This symposium will convene an international group of urban researchers with deep interests in data science and neighborhood change. Despite decades of research on neighborhood change, there has been little corresponding methodological development: studies still tend to either rely primarily on demographic data aggregated at the neighborhood level (which masks complex and micro-scale causal dynamics), or on in-depth case studies (which present challenges for generalization). Advances in data science, particularly if informed by critical urban theory, offer the potential to remedy some of these methodological shortcomings. For instance, real-time data on activity patterns, such as geotagged tweets, can help overturn traditional conceptions of residential segregation (Shelton, Poorthuis, and Zook 2015), and bridge time lags in census data (Hristova et al., 2016). Using machine learning techniques, we can also analyze existing patterns of neighborhood ascent and decline in order to predict future change (Reades, de Souza, and Hubbard, 2019). To the extent that these and other approaches support an early warning system designed to be readily understood by stakeholders, they have the ability to empower communities, at a minimum, and potentially to transform policy as well (Chapple and Zuk 2016).
Symposium events will held at UC Berkeley on January 9-10, 2020, and at the University of Sydney on June 1-2, 2020, with each two-day program consisting of a mix of keynote speakers, seminars, panels, and workshops with data science researchers and government officials. We expect to publish the results of our work in a special issue of a peer-reviewed journal, to be determined.
This conference is full and registration is closed. Please contact Karen Chapple (email@example.com) for more information about this initiative and/or to request to be added to the mailing list for the Sydney meeting.
CALL FOR ABSTRACTS: Submissions due by September 20, 2019

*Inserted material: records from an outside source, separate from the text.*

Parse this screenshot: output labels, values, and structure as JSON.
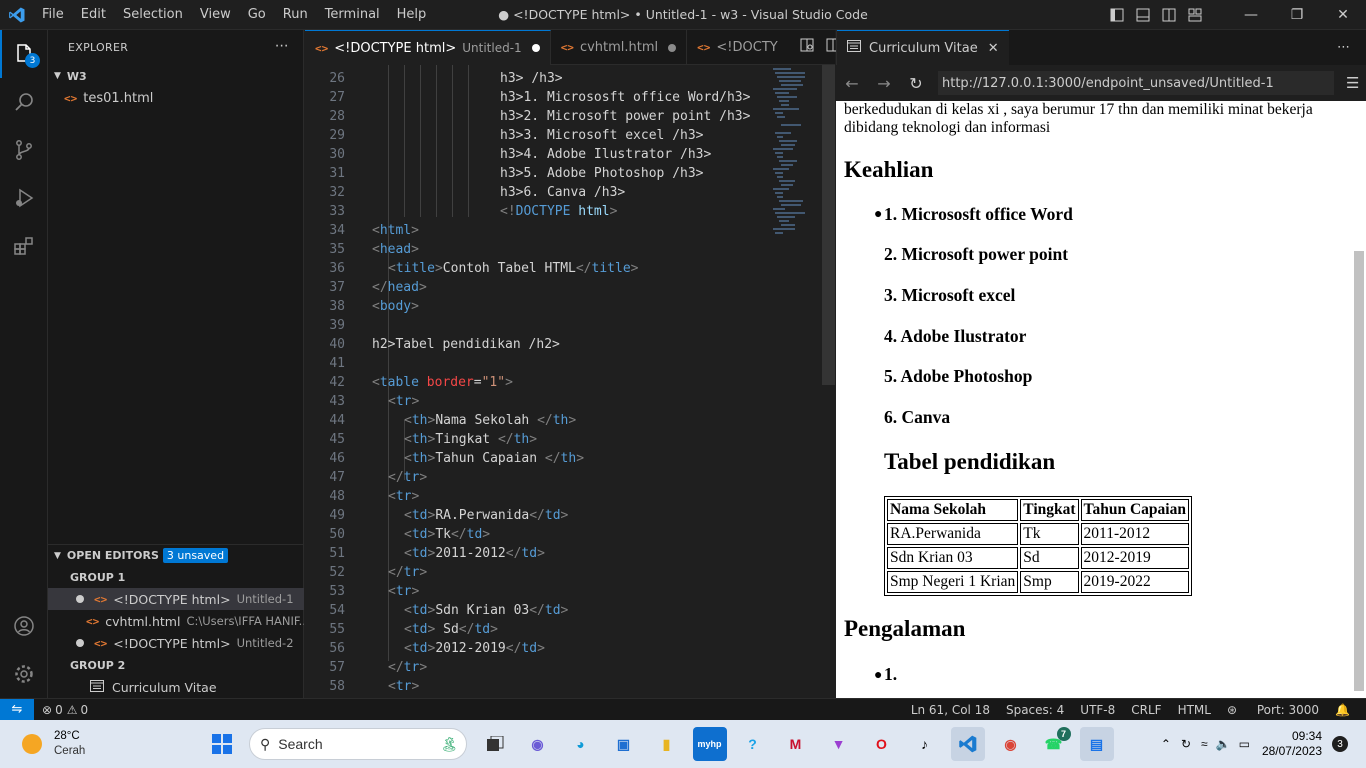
{
  "window": {
    "title": "● <!DOCTYPE html> • Untitled-1 - w3 - Visual Studio Code",
    "menu": [
      "File",
      "Edit",
      "Selection",
      "View",
      "Go",
      "Run",
      "Terminal",
      "Help"
    ]
  },
  "activity": {
    "explorer_badge": "3"
  },
  "sidebar": {
    "title": "EXPLORER",
    "folder": "W3",
    "files": [
      "tes01.html"
    ],
    "open_editors": {
      "label": "OPEN EDITORS",
      "badge": "3 unsaved",
      "group1": "GROUP 1",
      "group2": "GROUP 2",
      "items": [
        {
          "name": "<!DOCTYPE html>",
          "desc": "Untitled-1"
        },
        {
          "name": "cvhtml.html",
          "desc": "C:\\Users\\IFFA HANIF..."
        },
        {
          "name": "<!DOCTYPE html>",
          "desc": "Untitled-2"
        }
      ],
      "group2_item": "Curriculum Vitae"
    }
  },
  "editor": {
    "tabs": [
      {
        "label": "<!DOCTYPE html>",
        "desc": "Untitled-1"
      },
      {
        "label": "cvhtml.html",
        "desc": ""
      },
      {
        "label": "<!DOCTY",
        "desc": ""
      }
    ],
    "lines": [
      {
        "n": "26",
        "text": "<h3> </h3>"
      },
      {
        "n": "27",
        "text": "<h3>1. Micrososft office Word</h3>"
      },
      {
        "n": "28",
        "text": "<h3>2. Microsoft power point </h3>"
      },
      {
        "n": "29",
        "text": "<h3>3. Microsoft excel </h3>"
      },
      {
        "n": "30",
        "text": "<h3>4. Adobe Ilustrator </h3>"
      },
      {
        "n": "31",
        "text": "<h3>5. Adobe Photoshop </h3>"
      },
      {
        "n": "32",
        "text": "<h3>6. Canva </h3>"
      },
      {
        "n": "33",
        "text": "<!DOCTYPE html>"
      },
      {
        "n": "34",
        "text": "<html>"
      },
      {
        "n": "35",
        "text": "<head>"
      },
      {
        "n": "36",
        "text": "<title>Contoh Tabel HTML</title>"
      },
      {
        "n": "37",
        "text": "</head>"
      },
      {
        "n": "38",
        "text": "<body>"
      },
      {
        "n": "39",
        "text": ""
      },
      {
        "n": "40",
        "text": "<h2>Tabel pendidikan </h2>"
      },
      {
        "n": "41",
        "text": ""
      },
      {
        "n": "42",
        "text": "<table border=\"1\">"
      },
      {
        "n": "43",
        "text": "<tr>"
      },
      {
        "n": "44",
        "text": "<th>Nama Sekolah </th>"
      },
      {
        "n": "45",
        "text": "<th>Tingkat </th>"
      },
      {
        "n": "46",
        "text": "<th>Tahun Capaian </th>"
      },
      {
        "n": "47",
        "text": "</tr>"
      },
      {
        "n": "48",
        "text": "<tr>"
      },
      {
        "n": "49",
        "text": "<td>RA.Perwanida</td>"
      },
      {
        "n": "50",
        "text": "<td>Tk</td>"
      },
      {
        "n": "51",
        "text": "<td>2011-2012</td>"
      },
      {
        "n": "52",
        "text": "</tr>"
      },
      {
        "n": "53",
        "text": "<tr>"
      },
      {
        "n": "54",
        "text": "<td>Sdn Krian 03</td>"
      },
      {
        "n": "55",
        "text": "<td> Sd</td>"
      },
      {
        "n": "56",
        "text": "<td>2012-2019</td>"
      },
      {
        "n": "57",
        "text": "</tr>"
      },
      {
        "n": "58",
        "text": "<tr>"
      }
    ]
  },
  "preview": {
    "tab_label": "Curriculum Vitae",
    "url": "http://127.0.0.1:3000/endpoint_unsaved/Untitled-1",
    "intro_line1": "berkedudukan di kelas xi , saya berumur 17 thn dan memiliki minat bekerja",
    "intro_line2": "dibidang teknologi dan informasi",
    "skills_heading": "Keahlian",
    "skills": [
      "1. Micrososft office Word",
      "2. Microsoft power point",
      "3. Microsoft excel",
      "4. Adobe Ilustrator",
      "5. Adobe Photoshop",
      "6. Canva"
    ],
    "table_heading": "Tabel pendidikan",
    "table_headers": [
      "Nama Sekolah",
      "Tingkat",
      "Tahun Capaian"
    ],
    "table_rows": [
      [
        "RA.Perwanida",
        "Tk",
        "2011-2012"
      ],
      [
        "Sdn Krian 03",
        "Sd",
        "2012-2019"
      ],
      [
        "Smp Negeri 1 Krian",
        "Smp",
        "2019-2022"
      ]
    ],
    "exp_heading": "Pengalaman",
    "exp_item": "1."
  },
  "status": {
    "errors": "0",
    "warnings": "0",
    "position": "Ln 61, Col 18",
    "spaces": "Spaces: 4",
    "encoding": "UTF-8",
    "eol": "CRLF",
    "language": "HTML",
    "port": "Port: 3000"
  },
  "taskbar": {
    "temp": "28°C",
    "weather": "Cerah",
    "search": "Search",
    "time": "09:34",
    "date": "28/07/2023",
    "notifications": "3",
    "whatsapp_badge": "7"
  }
}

We are seeking papers about neighborhood change that innovate by using user-generated geographic information, social media data, machine learning, image processing, or the like. We are particularly interested in theoretically informed studies that adopt a comparative lens or mixed methods. If you would like to present a paper, please submit an abstract of no more than 500 words by September 20, 2019 to firstname.lastname@example.org. Please specify which conference you would like to attend: Berkeley, Sydney, or both. Unfortunately we cannot offer any funding to support travel. Authors of the selected abstracts will be notified by early October and be expected to submit their completed papers by one week before each conference.

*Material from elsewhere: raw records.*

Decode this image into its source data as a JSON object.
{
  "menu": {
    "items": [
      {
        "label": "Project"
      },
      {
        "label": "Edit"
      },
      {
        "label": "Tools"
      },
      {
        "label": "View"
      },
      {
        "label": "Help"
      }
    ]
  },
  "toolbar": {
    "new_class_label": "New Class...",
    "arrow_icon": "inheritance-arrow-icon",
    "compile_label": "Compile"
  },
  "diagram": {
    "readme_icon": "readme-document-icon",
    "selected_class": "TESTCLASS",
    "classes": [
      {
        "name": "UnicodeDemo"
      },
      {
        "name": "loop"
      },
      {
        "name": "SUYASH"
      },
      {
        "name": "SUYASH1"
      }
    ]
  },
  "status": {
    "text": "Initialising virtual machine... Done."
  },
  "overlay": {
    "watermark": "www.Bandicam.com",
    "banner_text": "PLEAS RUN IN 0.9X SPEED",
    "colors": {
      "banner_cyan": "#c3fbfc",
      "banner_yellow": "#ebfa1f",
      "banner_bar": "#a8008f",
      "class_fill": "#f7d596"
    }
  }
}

Karen Chapple; Professor and Chair, City and Regional Planning; University of California, Berkeley
Nicole Gurran, Professor and Chair, Urban and Regional Planning and Policy; University of Sydney

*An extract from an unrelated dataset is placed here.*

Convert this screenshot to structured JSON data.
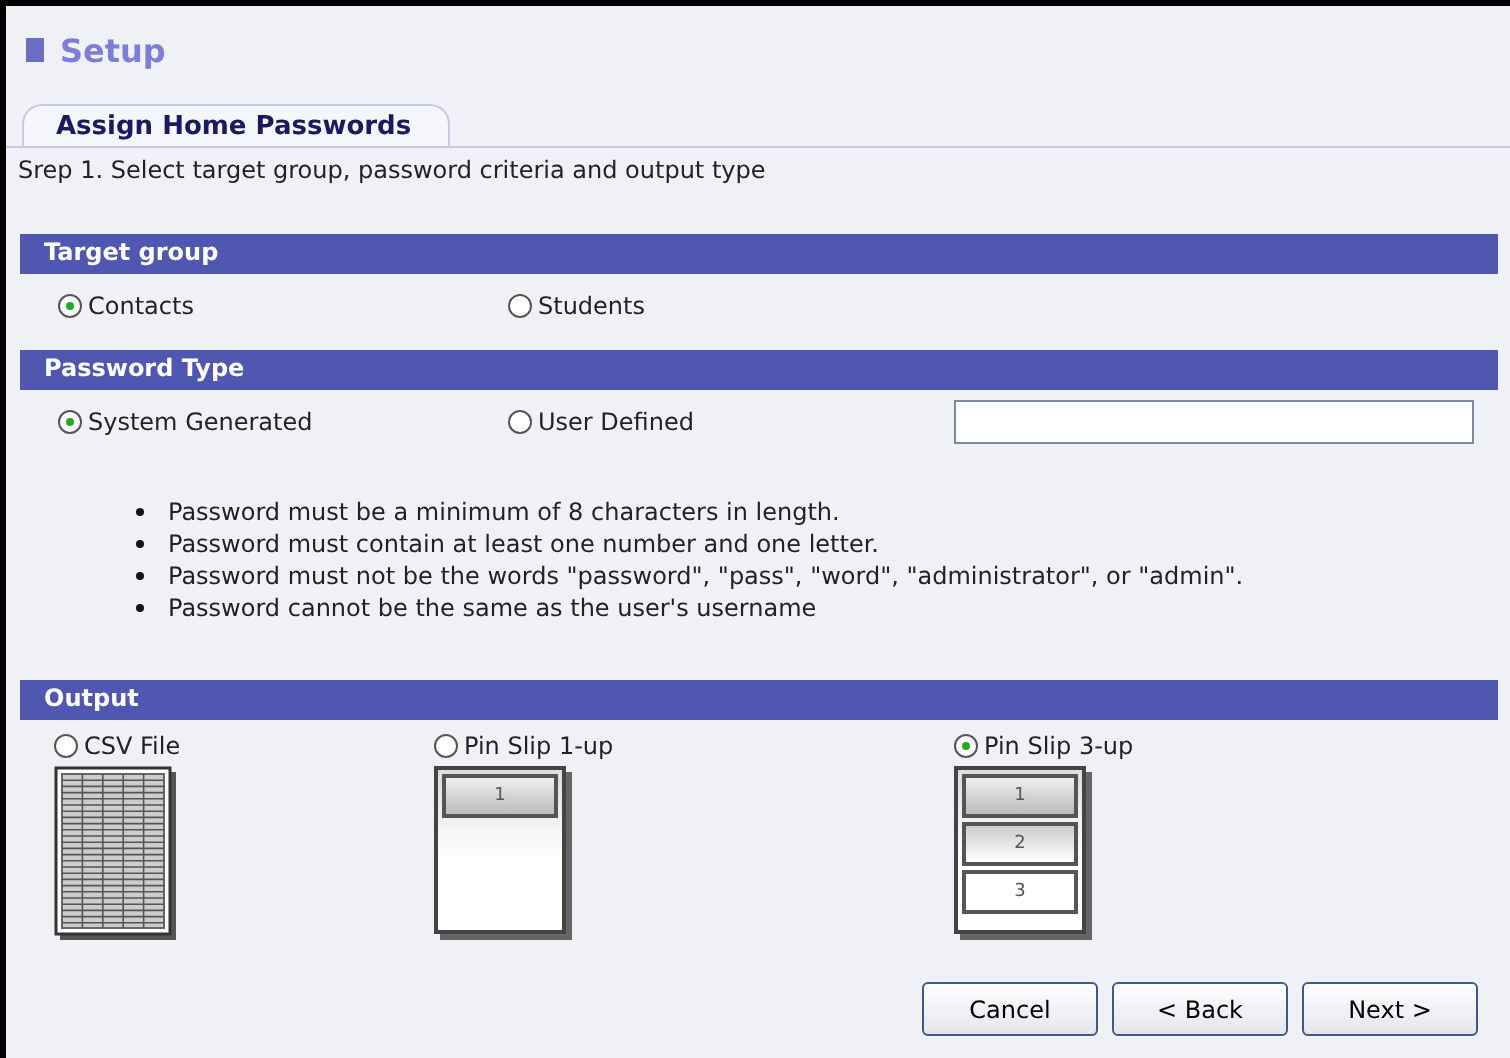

Somwrita Sarkar; Senior Lecturer, Design; University of Sydney
Cynthia Goytia; Professor and Director, Urban Economics; Universidad Torcuato di Tella
Ate Poorthuis; Assistant Professor, Geography; Singapore University of Technology and Design
Jon Reades; Senior Lecturer, Quantitative Human Geography; King’s College, London
Matthew Zook; Professor and Interim Chair, Geography; University of Kentucky
Karen Chapple; Professor and Chair, City and Regional Planning; UC Berkeley - email@example.com
This conference is made possible with support from the Urban Studies Foundation, the University of California-Berkeley, and the University of Sydney. At Berkeley, the conference will be held at the Berkeley Institute of Data Science, which is a co-sponsor of the Berkeley event. The Urban Displacement Project at UC Berkeley aims to understand the nature of gentrification and displacement in American cities, focusing on creating tools to help communities identify the pressures surrounding them and take more effective action.